WORK TASK
Write out each line from the data below that includes the word "true".

Records from a dataset
■ ■ ■ ■
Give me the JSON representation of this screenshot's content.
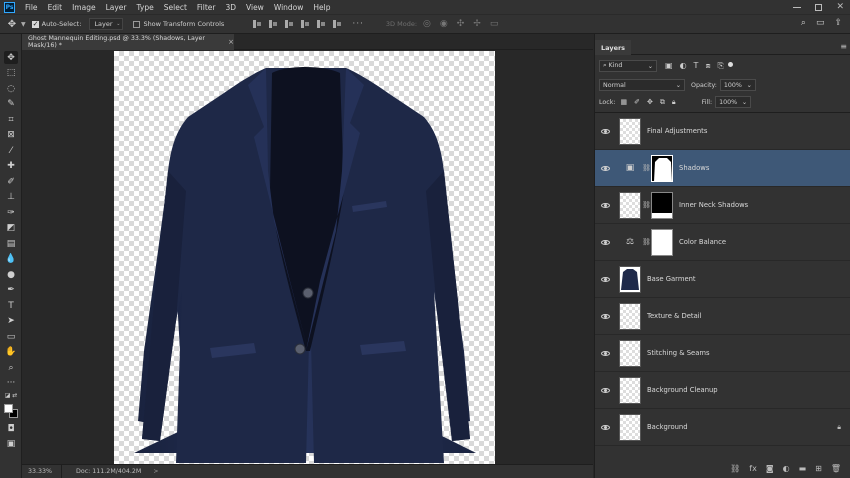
{
  "menubar": {
    "logo": "Ps",
    "items": [
      "File",
      "Edit",
      "Image",
      "Layer",
      "Type",
      "Select",
      "Filter",
      "3D",
      "View",
      "Window",
      "Help"
    ]
  },
  "options": {
    "auto_select_label": "Auto-Select:",
    "auto_select_checked": true,
    "target_value": "Layer",
    "show_transform_label": "Show Transform Controls",
    "mode_3d_label": "3D Mode:"
  },
  "document": {
    "tab_title": "Ghost Mannequin Editing.psd @ 33.3% (Shadows, Layer Mask/16) *"
  },
  "status": {
    "zoom": "33.33%",
    "doc": "Doc: 111.2M/404.2M"
  },
  "layers_panel": {
    "tab": "Layers",
    "kind_label": "Kind",
    "blend_mode": "Normal",
    "opacity_label": "Opacity:",
    "opacity_value": "100%",
    "lock_label": "Lock:",
    "fill_label": "Fill:",
    "fill_value": "100%",
    "layers": [
      {
        "name": "Final Adjustments",
        "selected": false
      },
      {
        "name": "Shadows",
        "selected": true
      },
      {
        "name": "Inner Neck Shadows",
        "selected": false
      },
      {
        "name": "Color Balance",
        "selected": false
      },
      {
        "name": "Base Garment",
        "selected": false
      },
      {
        "name": "Texture & Detail",
        "selected": false
      },
      {
        "name": "Stitching & Seams",
        "selected": false
      },
      {
        "name": "Background Cleanup",
        "selected": false
      },
      {
        "name": "Background",
        "selected": false,
        "locked": true
      }
    ]
  },
  "colors": {
    "jacket": "#1f2a4a",
    "selection": "#3e5877",
    "accent": "#31a8ff"
  }
}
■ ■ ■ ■
SOLUTION
    "auto_select_checked": true,
        "selected": true
        "locked": true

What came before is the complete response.